      If Dupont is so concerned about his fellow mans addictions and use of drugs on the job, why go after Marijuana? He admits that alcohol is much more widespread in use. The percentage of use in the last 30 days he quotes are evidence of how big the alcohol problem is in comparison to marijuana. But guess what…alcohol is legal and there is no money to be made fighting, testing, or restricting its use.. Marijuana prohibition on the other hand allows Dupont to make thousands of dollars off of his drug testing company. How can you seriously not see this connection and not question his motivation?

  5. avatarzebragnome says

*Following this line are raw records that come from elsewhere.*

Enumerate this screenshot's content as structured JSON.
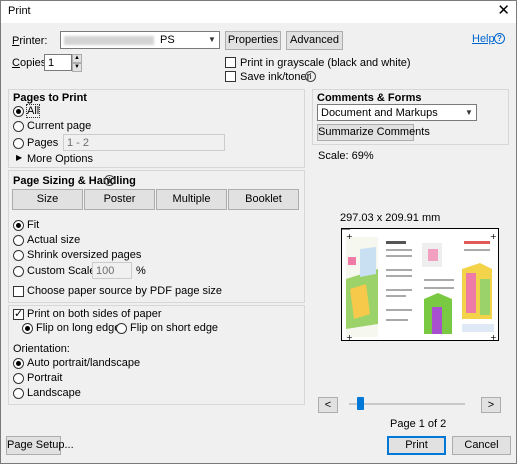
{
  "window": {
    "title": "Print"
  },
  "printer": {
    "label": "Printer:",
    "value_suffix": "PS",
    "properties": "Properties",
    "advanced": "Advanced",
    "help": "Help"
  },
  "copies": {
    "label": "Copies:",
    "value": "1"
  },
  "options": {
    "grayscale": "Print in grayscale (black and white)",
    "save_ink": "Save ink/toner"
  },
  "pages": {
    "heading": "Pages to Print",
    "all": "All",
    "current": "Current page",
    "pages": "Pages",
    "pages_value": "1 - 2",
    "more_options": "More Options"
  },
  "sizing": {
    "heading": "Page Sizing & Handling",
    "buttons": [
      "Size",
      "Poster",
      "Multiple",
      "Booklet"
    ],
    "fit": "Fit",
    "actual": "Actual size",
    "shrink": "Shrink oversized pages",
    "custom": "Custom Scale:",
    "custom_value": "100",
    "percent": "%",
    "paper_source": "Choose paper source by PDF page size"
  },
  "duplex": {
    "both_sides": "Print on both sides of paper",
    "long_edge": "Flip on long edge",
    "short_edge": "Flip on short edge"
  },
  "orientation": {
    "heading": "Orientation:",
    "auto": "Auto portrait/landscape",
    "portrait": "Portrait",
    "landscape": "Landscape"
  },
  "comments": {
    "heading": "Comments & Forms",
    "value": "Document and Markups",
    "summarize": "Summarize Comments"
  },
  "preview": {
    "scale": "Scale:  69%",
    "dimensions": "297.03 x 209.91 mm",
    "page_status": "Page 1 of 2",
    "prev": "<",
    "next": ">",
    "slider_position": 0.0
  },
  "footer": {
    "page_setup": "Page Setup...",
    "print": "Print",
    "cancel": "Cancel"
  },
  "colors": {
    "accent": "#0078d7",
    "link": "#0066cc"
  }
}
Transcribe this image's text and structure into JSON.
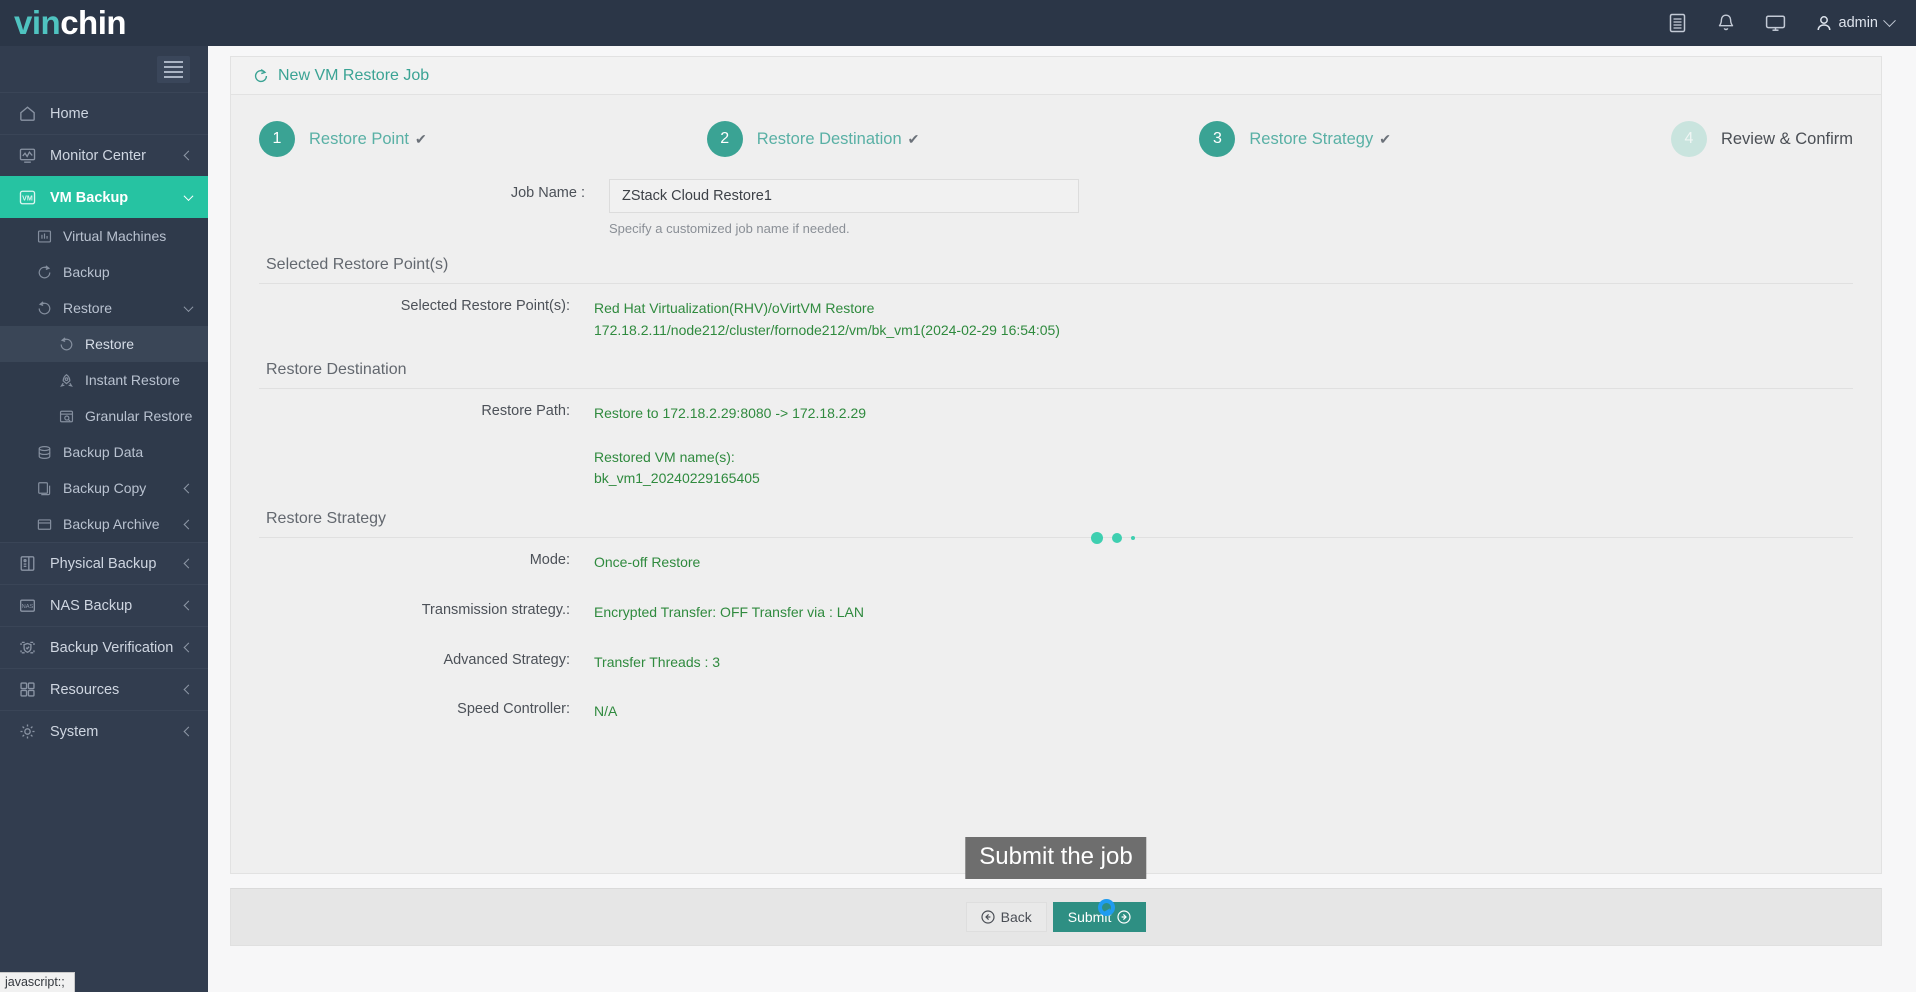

    I’m a female Democrat and I’d never vote for Lori Saldana in a million years. The Filner debacle proves she does not have San Diego or women’s best interest at heart. She knew about his issues, kept her mouth shut and voted for him anyway, then bailed when the getting was good. I don’t want someone like her running our city.

  6. avatarDoug Porter says

    Something about this comment just doesn’t ring true. I don’t know any women who describe themselves as “female Democrats”; not that there’s anything wrong with the term, it just sounds awkward.
    From having talked with her I know that Saldana’s situation is a lot more complicated.
    I’ll give you the short version: if she followed her instincts and ratted Filner out, her political career was over.
    It’s easy to fantasize about a strong political woman who Stands Up to The Man; the reality is that the vast major of people who make this kind of move end (not just in politics) up being marginalized. That’s the way the (male-dominated) system works; it’s much more effective to label somebody as a loose cannon than it is to march them before a firing squad.

    • avatarHelen Weals says

      I don’t normally describe myself as a “female Democrat” either, but I think it is necessary when discussing the Filner situation, since there seems to be a general assumption that no woman, least of all a female Democrat, supported him. In fact, right now there is no way I would vote for any Democrat who threw him under the bus, especially those who were so blatantly opportunistic about it (Todd Gloria and Lorena Gonzalez being the first who come to mind). And Nathan Fletcher a Democrat? Puhleeze! As Irwin Jacobs’s lapdog/employee, Fletcher would be a disaster for the fate of Balboa Park. I would rather see a Tea Party loony elected than Faulconer or Fletcher, since at least there would be a slight chance they would resist the downtown elite welfare queens’ demands that taxpayers fund the convention center expansion and a new football stadium, if only on fiscal grounds.

  7. avatarDon Wood says

    To the degree that Alvarez and other candidates like Coons eat into Fletcher’s vote, they may just be handing over the election to Falcouner. The only hope is that voters will see that a contest between Falconer and Fletcher is just a race between a traditional pro-business republican and another pro-business republican impersonating a democrat. Then give their votes to more qualified candidates who are really equipped to carry out the pro-neighborhoods strategy that Filner ran on, like Bruce Coons.